“You know the Hassidic Jews, every week I have one of ‘em knocking on my door wanting to buy my property,” the man said. “It’s not much, but it’s ours. They want to buy it and make one of ‘em tall apartment buildings. No freaking way.”
I liked this guy. He was a holdout from another time and generation. One where you lived in a community and cared about the people around you. You didn’t grow a mustache as a sign of individuality (just to look like everyone else), you didn’t pay $200 for ripped overalls to wear with stiletto heels, and you worked hard for everything you had in life.
“There are already so many complexes going up by the water,” I remarked.

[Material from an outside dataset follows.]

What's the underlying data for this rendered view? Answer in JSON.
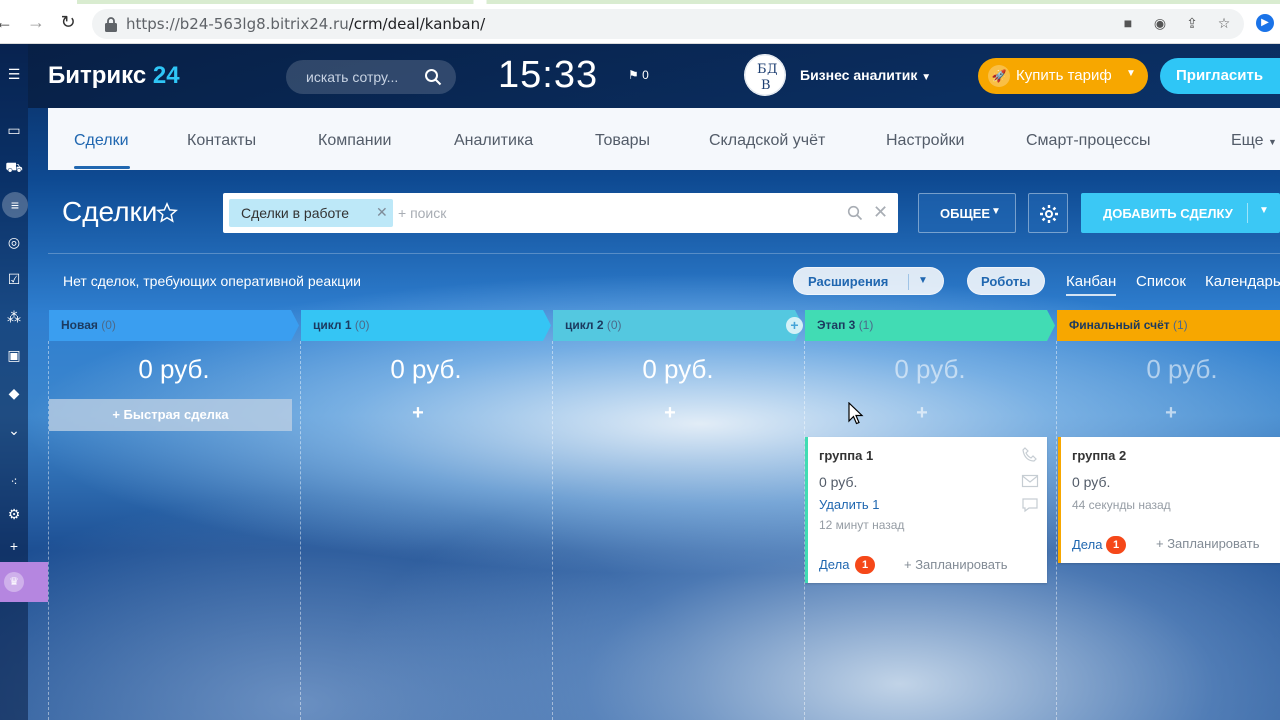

“Yea,” the sound of urgency laced with a subtle sadness in his voice, “and hardly any of ‘em are union jobs.”
So he possibly worked in construction, but definitely worked with his hands, from what I was gathering.

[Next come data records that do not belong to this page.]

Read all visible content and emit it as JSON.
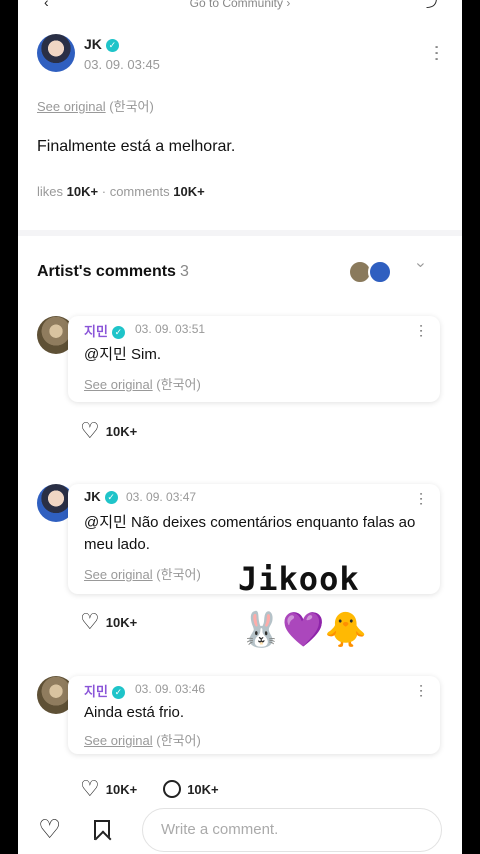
{
  "header": {
    "back_icon": "‹",
    "goto_label": "Go to Community ›",
    "share_icon": "⤴"
  },
  "post": {
    "author": "JK",
    "verified_icon": "✓",
    "timestamp": "03. 09. 03:45",
    "see_original": "See original",
    "original_lang": "(한국어)",
    "body": "Finalmente está a melhorar.",
    "likes_label": "likes",
    "likes_count": "10K+",
    "separator": "·",
    "comments_label": "comments",
    "comments_count": "10K+",
    "more_icon": "⋯"
  },
  "artist_comments": {
    "title": "Artist's comments",
    "count": "3",
    "collapse_icon": "‹",
    "comments": [
      {
        "author": "지민",
        "timestamp": "03. 09. 03:51",
        "text": "@지민 Sim.",
        "see_original": "See original",
        "original_lang": "(한국어)",
        "likes": "10K+"
      },
      {
        "author": "JK",
        "timestamp": "03. 09. 03:47",
        "text": "@지민 Não deixes comentários enquanto falas ao meu lado.",
        "see_original": "See original",
        "original_lang": "(한국어)",
        "likes": "10K+"
      },
      {
        "author": "지민",
        "timestamp": "03. 09. 03:46",
        "text": "Ainda está frio.",
        "see_original": "See original",
        "original_lang": "(한국어)",
        "likes": "10K+",
        "replies": "10K+"
      }
    ]
  },
  "overlay": {
    "caption": "Jikook",
    "emojis": "🐰💜🐥"
  },
  "bottom_bar": {
    "heart_icon": "♡",
    "comment_placeholder": "Write a comment."
  },
  "colors": {
    "verified": "#1fc4c9",
    "jimin_name": "#8a55d8",
    "muted": "#999999"
  }
}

“That also means the jobs are done pretty poorly,” I added, which they were.
“Exactly. You know, Eliot Spitzer owns property on Kent, and he’s going to turn it into a bunch of those skyscrapers,” he said.
“Wow. It’s going to be a different neighborhood,” I said. He nodded.

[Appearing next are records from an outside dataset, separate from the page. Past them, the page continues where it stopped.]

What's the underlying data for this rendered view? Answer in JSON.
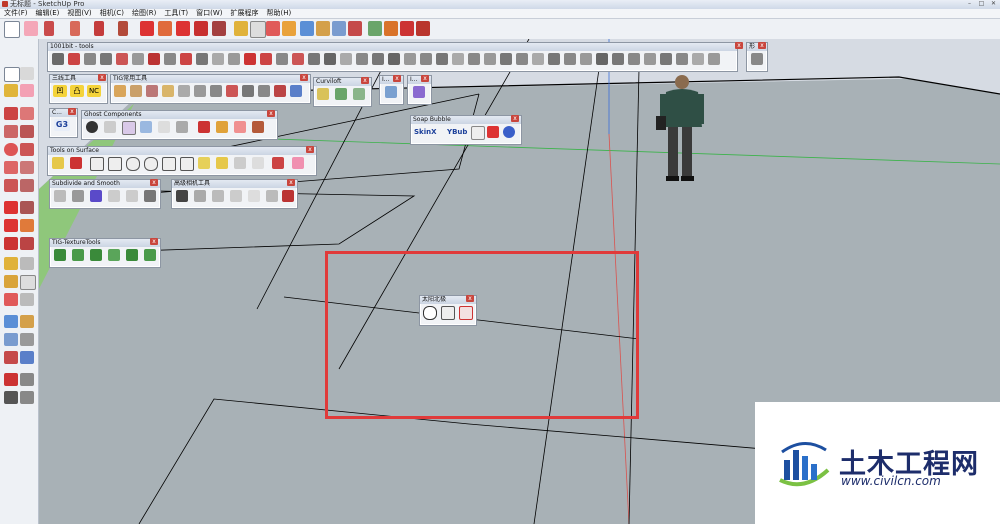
{
  "window": {
    "title": "无标题 - SketchUp Pro"
  },
  "menu": [
    "文件(F)",
    "编辑(E)",
    "视图(V)",
    "相机(C)",
    "绘图(R)",
    "工具(T)",
    "窗口(W)",
    "扩展程序",
    "帮助(H)"
  ],
  "panels": {
    "p1001bit": {
      "title": "1001bit - tools",
      "close": "x"
    },
    "sanxian": {
      "title": "三线工具",
      "close": "x",
      "labels": [
        "凹",
        "凸",
        "NC"
      ]
    },
    "tig": {
      "title": "TIG常用工具",
      "close": "x"
    },
    "curviloft": {
      "title": "Curviloft",
      "close": "x"
    },
    "small1": {
      "title": "I...",
      "close": "x"
    },
    "small2": {
      "title": "I...",
      "close": "x"
    },
    "c_panel": {
      "title": "C...",
      "close": "x",
      "labels": [
        "G3"
      ]
    },
    "ghost": {
      "title": "Ghost Components",
      "close": "x"
    },
    "soap": {
      "title": "Soap Bubble",
      "close": "x",
      "labels": [
        "SkinX",
        "YBub"
      ]
    },
    "tools_surface": {
      "title": "Tools on Surface",
      "close": "x"
    },
    "subdivide": {
      "title": "Subdivide and Smooth",
      "close": "x"
    },
    "camera": {
      "title": "高级相机工具",
      "close": "x"
    },
    "texture": {
      "title": "TIG-TextureTools",
      "close": "x"
    },
    "sun": {
      "title": "太阳北极",
      "close": "x"
    },
    "trays": {
      "title": "形",
      "close": "x"
    }
  },
  "watermark": {
    "name": "土木工程网",
    "url": "www.civilcn.com"
  },
  "colors": {
    "highlight": "#e03a3a",
    "ground": "#a8b1b6",
    "grass": "#8fc77b",
    "sky": "#d6dbe3",
    "green_axis": "#3bb34a",
    "red_axis": "#d9534f",
    "blue_axis": "#3b6fd9"
  }
}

“You know,” I added, “it’s sad to see the rent going up for retail spaces and restaurants. It’s pushing out many of the businesses that were here a long time.”
He shook his head in somber agreement.
“It won’t be such a bad thing when the train closes down for a while,” I continued. “It will also be a good time to buy some real estate.”
I think I caught a smile creep into the corners of his mouth.
“True,” he said.
It had been maybe 5 minutes into our ride, and I was, in fact, getting off at Union Square – the hipster-meets-yuppie hub of the L Train.
“This is your stop,” he stated, mostly for effect, I thought, as I had turned toward the door in anticipation of exiting.
“This is me,” I said. “It was nice talking to you.”
“You too. Have a good day,” he said.
“You, as well. And good luck,” I added.
“Yea,” he nodded with raised eyebrows as the door opened and I joined the robotic army pushing up the flight of stairs, transferring to our other trains or walking up into the world, ready to greet another day.
I smiled thinking he had lumped me in with all of them. I was nothing like them. But I was getting onto the L Train at Bedford, and that assumption probably would have worked for 9 out of 10 riders. I was proud to be the 1 out of 10.
I smiled a few times as I walked to the 6 Train. I couldn’t help but think that, with my sneakers, frizzy hair and no make-up (it was 7 AM), I had maybe fooled him a little. Maybe I even taught him a little. Either way, I felt like a weathered New Yorker who could talk about the neighborhood and community and not feel like a fraud – I had laid down roots.
Not bad for this Jersey Girl.